▶ **Goal of the exercise**: Exactly as written, print out each entry in the data, with no pictures.

▶ **Saved data entries**:
____________________

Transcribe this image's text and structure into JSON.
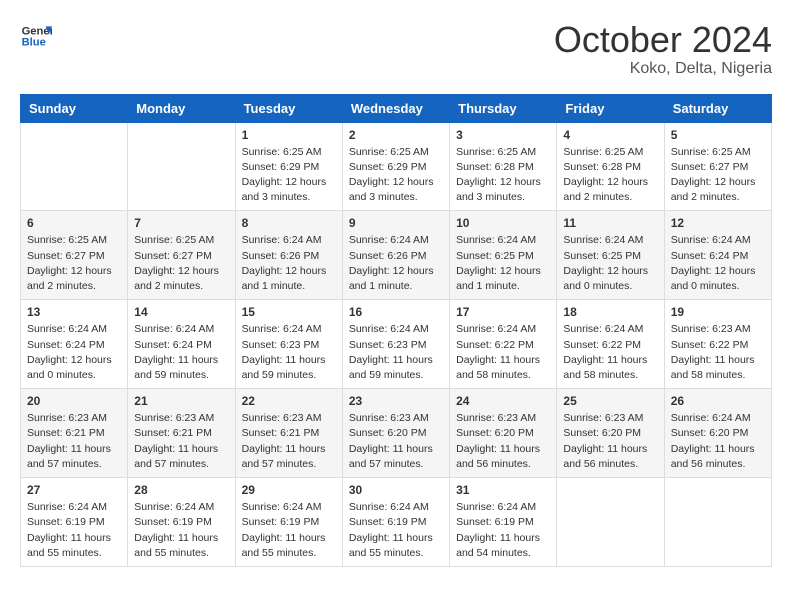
{
  "header": {
    "logo_line1": "General",
    "logo_line2": "Blue",
    "title": "October 2024",
    "subtitle": "Koko, Delta, Nigeria"
  },
  "calendar": {
    "days_of_week": [
      "Sunday",
      "Monday",
      "Tuesday",
      "Wednesday",
      "Thursday",
      "Friday",
      "Saturday"
    ],
    "weeks": [
      [
        {
          "day": "",
          "info": ""
        },
        {
          "day": "",
          "info": ""
        },
        {
          "day": "1",
          "info": "Sunrise: 6:25 AM\nSunset: 6:29 PM\nDaylight: 12 hours and 3 minutes."
        },
        {
          "day": "2",
          "info": "Sunrise: 6:25 AM\nSunset: 6:29 PM\nDaylight: 12 hours and 3 minutes."
        },
        {
          "day": "3",
          "info": "Sunrise: 6:25 AM\nSunset: 6:28 PM\nDaylight: 12 hours and 3 minutes."
        },
        {
          "day": "4",
          "info": "Sunrise: 6:25 AM\nSunset: 6:28 PM\nDaylight: 12 hours and 2 minutes."
        },
        {
          "day": "5",
          "info": "Sunrise: 6:25 AM\nSunset: 6:27 PM\nDaylight: 12 hours and 2 minutes."
        }
      ],
      [
        {
          "day": "6",
          "info": "Sunrise: 6:25 AM\nSunset: 6:27 PM\nDaylight: 12 hours and 2 minutes."
        },
        {
          "day": "7",
          "info": "Sunrise: 6:25 AM\nSunset: 6:27 PM\nDaylight: 12 hours and 2 minutes."
        },
        {
          "day": "8",
          "info": "Sunrise: 6:24 AM\nSunset: 6:26 PM\nDaylight: 12 hours and 1 minute."
        },
        {
          "day": "9",
          "info": "Sunrise: 6:24 AM\nSunset: 6:26 PM\nDaylight: 12 hours and 1 minute."
        },
        {
          "day": "10",
          "info": "Sunrise: 6:24 AM\nSunset: 6:25 PM\nDaylight: 12 hours and 1 minute."
        },
        {
          "day": "11",
          "info": "Sunrise: 6:24 AM\nSunset: 6:25 PM\nDaylight: 12 hours and 0 minutes."
        },
        {
          "day": "12",
          "info": "Sunrise: 6:24 AM\nSunset: 6:24 PM\nDaylight: 12 hours and 0 minutes."
        }
      ],
      [
        {
          "day": "13",
          "info": "Sunrise: 6:24 AM\nSunset: 6:24 PM\nDaylight: 12 hours and 0 minutes."
        },
        {
          "day": "14",
          "info": "Sunrise: 6:24 AM\nSunset: 6:24 PM\nDaylight: 11 hours and 59 minutes."
        },
        {
          "day": "15",
          "info": "Sunrise: 6:24 AM\nSunset: 6:23 PM\nDaylight: 11 hours and 59 minutes."
        },
        {
          "day": "16",
          "info": "Sunrise: 6:24 AM\nSunset: 6:23 PM\nDaylight: 11 hours and 59 minutes."
        },
        {
          "day": "17",
          "info": "Sunrise: 6:24 AM\nSunset: 6:22 PM\nDaylight: 11 hours and 58 minutes."
        },
        {
          "day": "18",
          "info": "Sunrise: 6:24 AM\nSunset: 6:22 PM\nDaylight: 11 hours and 58 minutes."
        },
        {
          "day": "19",
          "info": "Sunrise: 6:23 AM\nSunset: 6:22 PM\nDaylight: 11 hours and 58 minutes."
        }
      ],
      [
        {
          "day": "20",
          "info": "Sunrise: 6:23 AM\nSunset: 6:21 PM\nDaylight: 11 hours and 57 minutes."
        },
        {
          "day": "21",
          "info": "Sunrise: 6:23 AM\nSunset: 6:21 PM\nDaylight: 11 hours and 57 minutes."
        },
        {
          "day": "22",
          "info": "Sunrise: 6:23 AM\nSunset: 6:21 PM\nDaylight: 11 hours and 57 minutes."
        },
        {
          "day": "23",
          "info": "Sunrise: 6:23 AM\nSunset: 6:20 PM\nDaylight: 11 hours and 57 minutes."
        },
        {
          "day": "24",
          "info": "Sunrise: 6:23 AM\nSunset: 6:20 PM\nDaylight: 11 hours and 56 minutes."
        },
        {
          "day": "25",
          "info": "Sunrise: 6:23 AM\nSunset: 6:20 PM\nDaylight: 11 hours and 56 minutes."
        },
        {
          "day": "26",
          "info": "Sunrise: 6:24 AM\nSunset: 6:20 PM\nDaylight: 11 hours and 56 minutes."
        }
      ],
      [
        {
          "day": "27",
          "info": "Sunrise: 6:24 AM\nSunset: 6:19 PM\nDaylight: 11 hours and 55 minutes."
        },
        {
          "day": "28",
          "info": "Sunrise: 6:24 AM\nSunset: 6:19 PM\nDaylight: 11 hours and 55 minutes."
        },
        {
          "day": "29",
          "info": "Sunrise: 6:24 AM\nSunset: 6:19 PM\nDaylight: 11 hours and 55 minutes."
        },
        {
          "day": "30",
          "info": "Sunrise: 6:24 AM\nSunset: 6:19 PM\nDaylight: 11 hours and 55 minutes."
        },
        {
          "day": "31",
          "info": "Sunrise: 6:24 AM\nSunset: 6:19 PM\nDaylight: 11 hours and 54 minutes."
        },
        {
          "day": "",
          "info": ""
        },
        {
          "day": "",
          "info": ""
        }
      ]
    ]
  }
}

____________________

▶ **Answer for this exercise**:
Transcribe this image's text and structure into JSON.
{
  "header": {
    "logo_line1": "General",
    "logo_line2": "Blue",
    "title": "October 2024",
    "subtitle": "Koko, Delta, Nigeria"
  },
  "calendar": {
    "days_of_week": [
      "Sunday",
      "Monday",
      "Tuesday",
      "Wednesday",
      "Thursday",
      "Friday",
      "Saturday"
    ],
    "weeks": [
      [
        {
          "day": "",
          "info": ""
        },
        {
          "day": "",
          "info": ""
        },
        {
          "day": "1",
          "info": "Sunrise: 6:25 AM\nSunset: 6:29 PM\nDaylight: 12 hours and 3 minutes."
        },
        {
          "day": "2",
          "info": "Sunrise: 6:25 AM\nSunset: 6:29 PM\nDaylight: 12 hours and 3 minutes."
        },
        {
          "day": "3",
          "info": "Sunrise: 6:25 AM\nSunset: 6:28 PM\nDaylight: 12 hours and 3 minutes."
        },
        {
          "day": "4",
          "info": "Sunrise: 6:25 AM\nSunset: 6:28 PM\nDaylight: 12 hours and 2 minutes."
        },
        {
          "day": "5",
          "info": "Sunrise: 6:25 AM\nSunset: 6:27 PM\nDaylight: 12 hours and 2 minutes."
        }
      ],
      [
        {
          "day": "6",
          "info": "Sunrise: 6:25 AM\nSunset: 6:27 PM\nDaylight: 12 hours and 2 minutes."
        },
        {
          "day": "7",
          "info": "Sunrise: 6:25 AM\nSunset: 6:27 PM\nDaylight: 12 hours and 2 minutes."
        },
        {
          "day": "8",
          "info": "Sunrise: 6:24 AM\nSunset: 6:26 PM\nDaylight: 12 hours and 1 minute."
        },
        {
          "day": "9",
          "info": "Sunrise: 6:24 AM\nSunset: 6:26 PM\nDaylight: 12 hours and 1 minute."
        },
        {
          "day": "10",
          "info": "Sunrise: 6:24 AM\nSunset: 6:25 PM\nDaylight: 12 hours and 1 minute."
        },
        {
          "day": "11",
          "info": "Sunrise: 6:24 AM\nSunset: 6:25 PM\nDaylight: 12 hours and 0 minutes."
        },
        {
          "day": "12",
          "info": "Sunrise: 6:24 AM\nSunset: 6:24 PM\nDaylight: 12 hours and 0 minutes."
        }
      ],
      [
        {
          "day": "13",
          "info": "Sunrise: 6:24 AM\nSunset: 6:24 PM\nDaylight: 12 hours and 0 minutes."
        },
        {
          "day": "14",
          "info": "Sunrise: 6:24 AM\nSunset: 6:24 PM\nDaylight: 11 hours and 59 minutes."
        },
        {
          "day": "15",
          "info": "Sunrise: 6:24 AM\nSunset: 6:23 PM\nDaylight: 11 hours and 59 minutes."
        },
        {
          "day": "16",
          "info": "Sunrise: 6:24 AM\nSunset: 6:23 PM\nDaylight: 11 hours and 59 minutes."
        },
        {
          "day": "17",
          "info": "Sunrise: 6:24 AM\nSunset: 6:22 PM\nDaylight: 11 hours and 58 minutes."
        },
        {
          "day": "18",
          "info": "Sunrise: 6:24 AM\nSunset: 6:22 PM\nDaylight: 11 hours and 58 minutes."
        },
        {
          "day": "19",
          "info": "Sunrise: 6:23 AM\nSunset: 6:22 PM\nDaylight: 11 hours and 58 minutes."
        }
      ],
      [
        {
          "day": "20",
          "info": "Sunrise: 6:23 AM\nSunset: 6:21 PM\nDaylight: 11 hours and 57 minutes."
        },
        {
          "day": "21",
          "info": "Sunrise: 6:23 AM\nSunset: 6:21 PM\nDaylight: 11 hours and 57 minutes."
        },
        {
          "day": "22",
          "info": "Sunrise: 6:23 AM\nSunset: 6:21 PM\nDaylight: 11 hours and 57 minutes."
        },
        {
          "day": "23",
          "info": "Sunrise: 6:23 AM\nSunset: 6:20 PM\nDaylight: 11 hours and 57 minutes."
        },
        {
          "day": "24",
          "info": "Sunrise: 6:23 AM\nSunset: 6:20 PM\nDaylight: 11 hours and 56 minutes."
        },
        {
          "day": "25",
          "info": "Sunrise: 6:23 AM\nSunset: 6:20 PM\nDaylight: 11 hours and 56 minutes."
        },
        {
          "day": "26",
          "info": "Sunrise: 6:24 AM\nSunset: 6:20 PM\nDaylight: 11 hours and 56 minutes."
        }
      ],
      [
        {
          "day": "27",
          "info": "Sunrise: 6:24 AM\nSunset: 6:19 PM\nDaylight: 11 hours and 55 minutes."
        },
        {
          "day": "28",
          "info": "Sunrise: 6:24 AM\nSunset: 6:19 PM\nDaylight: 11 hours and 55 minutes."
        },
        {
          "day": "29",
          "info": "Sunrise: 6:24 AM\nSunset: 6:19 PM\nDaylight: 11 hours and 55 minutes."
        },
        {
          "day": "30",
          "info": "Sunrise: 6:24 AM\nSunset: 6:19 PM\nDaylight: 11 hours and 55 minutes."
        },
        {
          "day": "31",
          "info": "Sunrise: 6:24 AM\nSunset: 6:19 PM\nDaylight: 11 hours and 54 minutes."
        },
        {
          "day": "",
          "info": ""
        },
        {
          "day": "",
          "info": ""
        }
      ]
    ]
  }
}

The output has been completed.